This is such an exciting time to learn, not just about quilting, but whatever our interest. It is easier than ever before to get answers to each question that comes to mind. Just Google it. Someone has probably asked the same question already to which multiple answers are available.
For me, and my latest quilting obsession, my questions are often satisfied by the abundance of You Tube videos filled with instruction and inspiration. I'm so grateful to the many artists that have come forward to share information and techniques with the rest of us.
My most recent quilt, 'Stars on Point,' was more to me than a comfy coverlet for the bed. It was a learning experience.
I learned new skills and honed some of those I had already become familiar with. I've already written about some of those in earlier posts, but to summarize, the following are just a few of my challenges from this project:
- Moving bravely away from monochromatic projects; This is the first time I designed a two-color quilt.
- More precise piecing; There is no end to the need for practice matching points and keeping seams straight. Precision is necessary in cutting, sewing, and pressing.
- Practicing paper piecing; Some of these blocks were created using paper-piecing. I hated it when I first tried it. Now, I'm seeing how useful it can be and am anxious to further explore this technique.
- Practice at free-motion quilting; I will always need to practice this skill. Thankfully, I have noticed an improvement since I first started. I am now more comfortable free-motion quilting. This is the second quilt I have done this way--as a quilt-as-you-go (QAYG) project, where the quilting is done before assembling the quilt rather than after. I'm hooked. I've learned that quilting is more than a way to anchor the piecing. It is a design element all its own, enhancing the look of the design.
- First steps at modifying and enhancing a design; This was a Block-of-the-Month (BOM) project. When the year was over, there were 12 blocks that if sewn together and quilted traditionally would have made a perfectly acceptable and beautiful quilt. But I wanted more. So, I decided to set the blocks on-point, added 6 additional blocks and matching side triangles, to form a secondary pattern.
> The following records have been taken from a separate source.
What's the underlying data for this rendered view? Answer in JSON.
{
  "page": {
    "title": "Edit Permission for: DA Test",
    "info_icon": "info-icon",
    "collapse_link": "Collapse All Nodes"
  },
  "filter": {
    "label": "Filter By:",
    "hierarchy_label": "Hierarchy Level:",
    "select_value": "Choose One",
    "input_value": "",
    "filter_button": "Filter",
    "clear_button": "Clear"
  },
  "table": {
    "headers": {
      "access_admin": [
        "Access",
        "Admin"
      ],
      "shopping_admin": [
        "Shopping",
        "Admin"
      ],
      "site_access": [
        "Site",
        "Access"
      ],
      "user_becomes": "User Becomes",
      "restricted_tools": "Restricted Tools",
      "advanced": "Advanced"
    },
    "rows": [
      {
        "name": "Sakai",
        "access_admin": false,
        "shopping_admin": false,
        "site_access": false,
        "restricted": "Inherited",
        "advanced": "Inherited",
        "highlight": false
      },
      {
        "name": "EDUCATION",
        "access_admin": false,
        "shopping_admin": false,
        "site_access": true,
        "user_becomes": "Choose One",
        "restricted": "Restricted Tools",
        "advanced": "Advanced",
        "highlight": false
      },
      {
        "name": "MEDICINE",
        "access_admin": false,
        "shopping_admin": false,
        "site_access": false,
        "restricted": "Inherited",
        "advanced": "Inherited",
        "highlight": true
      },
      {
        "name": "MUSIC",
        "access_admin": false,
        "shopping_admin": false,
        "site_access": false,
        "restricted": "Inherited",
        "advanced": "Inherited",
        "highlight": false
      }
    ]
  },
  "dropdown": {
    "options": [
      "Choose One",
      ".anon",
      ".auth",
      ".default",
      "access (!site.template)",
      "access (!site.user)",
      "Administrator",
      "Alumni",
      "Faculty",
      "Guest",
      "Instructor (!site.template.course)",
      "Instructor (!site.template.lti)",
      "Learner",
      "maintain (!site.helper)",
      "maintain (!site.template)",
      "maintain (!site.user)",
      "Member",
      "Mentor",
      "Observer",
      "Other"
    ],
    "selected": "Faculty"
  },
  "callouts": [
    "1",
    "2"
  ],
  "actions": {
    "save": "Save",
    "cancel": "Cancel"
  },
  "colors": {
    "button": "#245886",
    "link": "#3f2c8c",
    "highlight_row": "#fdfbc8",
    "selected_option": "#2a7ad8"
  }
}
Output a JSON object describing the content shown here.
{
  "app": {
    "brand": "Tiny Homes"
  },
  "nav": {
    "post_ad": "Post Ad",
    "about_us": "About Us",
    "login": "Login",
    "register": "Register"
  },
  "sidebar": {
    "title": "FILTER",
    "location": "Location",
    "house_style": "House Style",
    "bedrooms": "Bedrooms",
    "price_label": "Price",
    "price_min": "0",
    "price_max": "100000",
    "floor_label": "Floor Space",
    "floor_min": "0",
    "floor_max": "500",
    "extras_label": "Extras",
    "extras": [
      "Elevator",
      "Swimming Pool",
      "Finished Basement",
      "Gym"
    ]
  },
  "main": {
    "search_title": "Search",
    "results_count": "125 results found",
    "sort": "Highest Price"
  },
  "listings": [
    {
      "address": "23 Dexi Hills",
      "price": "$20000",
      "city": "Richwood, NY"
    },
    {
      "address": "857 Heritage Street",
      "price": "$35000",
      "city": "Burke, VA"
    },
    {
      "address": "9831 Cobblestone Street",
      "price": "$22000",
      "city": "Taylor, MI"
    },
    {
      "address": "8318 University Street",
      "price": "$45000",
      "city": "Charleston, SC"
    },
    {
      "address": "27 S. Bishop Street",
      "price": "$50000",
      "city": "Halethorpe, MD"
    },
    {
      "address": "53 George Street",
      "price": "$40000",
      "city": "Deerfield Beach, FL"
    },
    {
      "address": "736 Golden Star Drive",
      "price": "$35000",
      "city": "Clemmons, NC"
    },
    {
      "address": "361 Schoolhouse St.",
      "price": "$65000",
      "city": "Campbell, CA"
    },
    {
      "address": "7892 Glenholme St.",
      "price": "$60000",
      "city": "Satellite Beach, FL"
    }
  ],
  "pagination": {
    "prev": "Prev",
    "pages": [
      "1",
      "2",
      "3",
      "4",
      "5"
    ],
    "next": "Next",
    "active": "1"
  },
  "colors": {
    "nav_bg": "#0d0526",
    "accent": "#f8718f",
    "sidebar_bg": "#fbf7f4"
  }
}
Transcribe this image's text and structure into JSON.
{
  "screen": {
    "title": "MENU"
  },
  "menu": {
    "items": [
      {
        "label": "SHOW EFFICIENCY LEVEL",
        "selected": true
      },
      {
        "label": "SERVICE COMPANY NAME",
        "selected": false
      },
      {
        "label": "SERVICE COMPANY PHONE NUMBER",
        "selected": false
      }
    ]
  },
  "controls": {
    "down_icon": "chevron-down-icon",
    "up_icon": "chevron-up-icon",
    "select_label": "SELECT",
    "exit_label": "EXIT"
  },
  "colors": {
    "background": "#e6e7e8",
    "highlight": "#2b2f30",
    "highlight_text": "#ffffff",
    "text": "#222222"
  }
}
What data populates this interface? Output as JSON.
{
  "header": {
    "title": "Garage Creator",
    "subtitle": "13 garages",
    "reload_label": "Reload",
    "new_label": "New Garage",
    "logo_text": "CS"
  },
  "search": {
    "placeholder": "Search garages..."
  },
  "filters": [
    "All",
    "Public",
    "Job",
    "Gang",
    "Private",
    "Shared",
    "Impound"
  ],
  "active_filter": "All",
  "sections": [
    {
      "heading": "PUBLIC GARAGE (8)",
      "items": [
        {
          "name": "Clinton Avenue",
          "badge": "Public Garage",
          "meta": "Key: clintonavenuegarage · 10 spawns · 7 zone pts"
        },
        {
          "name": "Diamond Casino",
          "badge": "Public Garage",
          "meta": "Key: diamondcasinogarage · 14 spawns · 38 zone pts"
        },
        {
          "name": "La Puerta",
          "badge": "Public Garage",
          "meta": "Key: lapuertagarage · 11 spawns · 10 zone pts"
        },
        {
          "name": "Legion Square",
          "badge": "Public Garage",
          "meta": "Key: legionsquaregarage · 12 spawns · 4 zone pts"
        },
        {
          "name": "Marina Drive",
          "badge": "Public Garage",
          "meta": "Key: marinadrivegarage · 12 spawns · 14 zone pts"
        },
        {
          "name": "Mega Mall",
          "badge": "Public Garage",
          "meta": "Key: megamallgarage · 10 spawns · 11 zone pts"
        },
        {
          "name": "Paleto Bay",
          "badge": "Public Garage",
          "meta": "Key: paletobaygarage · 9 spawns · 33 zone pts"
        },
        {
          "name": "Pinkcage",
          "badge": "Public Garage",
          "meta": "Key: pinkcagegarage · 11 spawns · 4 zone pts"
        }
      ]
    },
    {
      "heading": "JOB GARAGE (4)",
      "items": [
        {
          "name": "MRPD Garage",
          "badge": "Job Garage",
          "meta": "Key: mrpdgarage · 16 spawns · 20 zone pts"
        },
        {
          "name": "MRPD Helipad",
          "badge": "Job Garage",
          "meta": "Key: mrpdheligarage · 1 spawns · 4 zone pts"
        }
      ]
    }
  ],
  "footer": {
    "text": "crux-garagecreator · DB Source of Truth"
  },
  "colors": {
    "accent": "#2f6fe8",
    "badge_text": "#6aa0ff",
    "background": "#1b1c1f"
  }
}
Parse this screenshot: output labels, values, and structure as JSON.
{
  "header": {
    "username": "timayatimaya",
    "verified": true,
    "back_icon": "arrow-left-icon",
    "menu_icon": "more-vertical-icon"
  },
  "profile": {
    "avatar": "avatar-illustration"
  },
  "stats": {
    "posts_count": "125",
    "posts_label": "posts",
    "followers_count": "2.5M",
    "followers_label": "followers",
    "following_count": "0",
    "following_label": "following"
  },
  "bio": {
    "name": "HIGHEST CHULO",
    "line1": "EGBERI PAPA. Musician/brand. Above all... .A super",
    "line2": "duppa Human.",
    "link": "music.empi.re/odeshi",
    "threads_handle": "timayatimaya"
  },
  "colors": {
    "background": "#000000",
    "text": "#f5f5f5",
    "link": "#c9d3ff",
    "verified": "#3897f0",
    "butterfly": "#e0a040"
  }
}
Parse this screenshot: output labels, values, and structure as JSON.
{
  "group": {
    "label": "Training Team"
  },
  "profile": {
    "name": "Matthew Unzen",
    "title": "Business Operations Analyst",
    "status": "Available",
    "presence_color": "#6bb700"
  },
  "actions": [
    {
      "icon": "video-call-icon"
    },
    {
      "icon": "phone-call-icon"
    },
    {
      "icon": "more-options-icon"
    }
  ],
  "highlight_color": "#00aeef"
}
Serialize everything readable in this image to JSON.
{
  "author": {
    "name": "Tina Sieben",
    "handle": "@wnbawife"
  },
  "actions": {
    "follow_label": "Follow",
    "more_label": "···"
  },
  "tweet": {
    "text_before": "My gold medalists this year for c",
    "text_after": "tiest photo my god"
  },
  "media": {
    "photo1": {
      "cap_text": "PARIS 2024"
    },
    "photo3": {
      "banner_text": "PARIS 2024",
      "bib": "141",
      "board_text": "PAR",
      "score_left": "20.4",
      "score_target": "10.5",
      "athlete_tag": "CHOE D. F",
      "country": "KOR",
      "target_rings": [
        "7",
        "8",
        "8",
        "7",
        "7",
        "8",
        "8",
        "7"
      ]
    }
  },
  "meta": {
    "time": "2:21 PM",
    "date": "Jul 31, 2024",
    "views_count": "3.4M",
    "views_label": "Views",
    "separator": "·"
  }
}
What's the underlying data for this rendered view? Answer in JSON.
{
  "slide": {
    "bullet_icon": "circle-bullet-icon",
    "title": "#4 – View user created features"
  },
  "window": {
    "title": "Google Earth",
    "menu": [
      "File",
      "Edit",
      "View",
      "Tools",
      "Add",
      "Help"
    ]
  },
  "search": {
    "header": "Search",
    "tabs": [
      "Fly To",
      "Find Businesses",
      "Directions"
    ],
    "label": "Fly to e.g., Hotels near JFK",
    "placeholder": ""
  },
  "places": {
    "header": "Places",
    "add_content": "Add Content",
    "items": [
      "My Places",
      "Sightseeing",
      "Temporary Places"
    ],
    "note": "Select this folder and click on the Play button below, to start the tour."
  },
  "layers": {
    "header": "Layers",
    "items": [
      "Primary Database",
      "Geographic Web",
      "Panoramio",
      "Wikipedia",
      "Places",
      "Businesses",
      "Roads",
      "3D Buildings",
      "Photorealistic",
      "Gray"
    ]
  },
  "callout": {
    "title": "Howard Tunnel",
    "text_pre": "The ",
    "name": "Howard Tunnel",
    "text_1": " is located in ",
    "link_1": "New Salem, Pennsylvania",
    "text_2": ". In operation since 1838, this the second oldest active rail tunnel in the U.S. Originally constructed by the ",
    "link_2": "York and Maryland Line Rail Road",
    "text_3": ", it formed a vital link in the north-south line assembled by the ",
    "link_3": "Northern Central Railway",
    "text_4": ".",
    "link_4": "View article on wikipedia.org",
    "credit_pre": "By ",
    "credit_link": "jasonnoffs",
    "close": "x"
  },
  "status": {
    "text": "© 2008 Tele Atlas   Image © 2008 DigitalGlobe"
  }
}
Because the blocks are the same and form a linear pattern that travels across the quilt, they serve to draw the quilt together providing unity to what would have otherwise been just random blocks.
- Laying out blocks on point, complete with figuring set in triangles; I have never done this before and didn't have the first idea how to start.
- Carrying out the desired pattern into the set in triangles; I had no idea how to do this. Math equations, triangles and me, normally do not get along well, but I muddled through it.
- Practice with Electric Quilt 5 (I bought it years ago and never used it); EQ5 saved me by allowing me to draw a template and figure the size pieces to cut for the setting triangles and corners.
- Designing a pleasing patchwork backing; I wanted this quilt to be yellow and white gingham on the back, to be reversible, so I needed to follow a pattern on the front and on the back at the same time. I took digital pictures of the layout to help with that task.
The work on these quilt blocks is almost finished. The diagram at left isn't current, since I've already completed three of the six remaining blocks.
I've decided however, that it might be fun to challenge myself on this project as well. The blocks are going to finish at 8" x 8". There are 72 of them, so the quilt will be lap size. I've decided to add a few blocks to it. I have never made a quilt with varied sized blocks before, but that is my aim. I have no idea if this is going to work, or if it will look good until I lay it all out. I will do keep my fingers crossed.
To figure out dimensions and what I still need to accomplish my goal, I printed out this diagram. I cut out the individual blocks and pasted them onto graph paper, drawing in the additions. So far, I've sewed a couple of them. There will be a few 16" x 16" blocks, a some 4" x 4's" and perhaps a few 8" x 4" blocks.
My first endeavor was to add my favorite block--the double star block--which I refer to as my signature block. I have made several table runners using it and I have also put it into my last two quilts. This will make the third.
I just love everything about this block and I never tire of making it. I did, however, have to figure out how to cut the pieces to the right size since the instructions I have is for a 12" x 12" block. So, once again, I used EQ5 to draw the block and print out the proper dimensions. After many hours of trying to figure out the program again, it worked! This block is 16" x 16," so it will be one of three large blocks in the quilt.
I've pieced these three blocks, (left)--the second pic contains two 4" x 8" blocks--that will be used for fillers in this quilt. I haven't quilted them yet, but am thinking of an overall stippling design. I could probably stipple all day long. That is real progress, since the first time I did this overall meander stitch, it was anything but comfortable. Now, it feels perfectly natural.
I enjoyed making these blocks. It was a day of mindless sewing as I was practicing making flying geese by sewing triangles together. That worked pretty well and this was the result. I was able to use up some scrap fabric, which also makes me really happy.
Waste not, want not!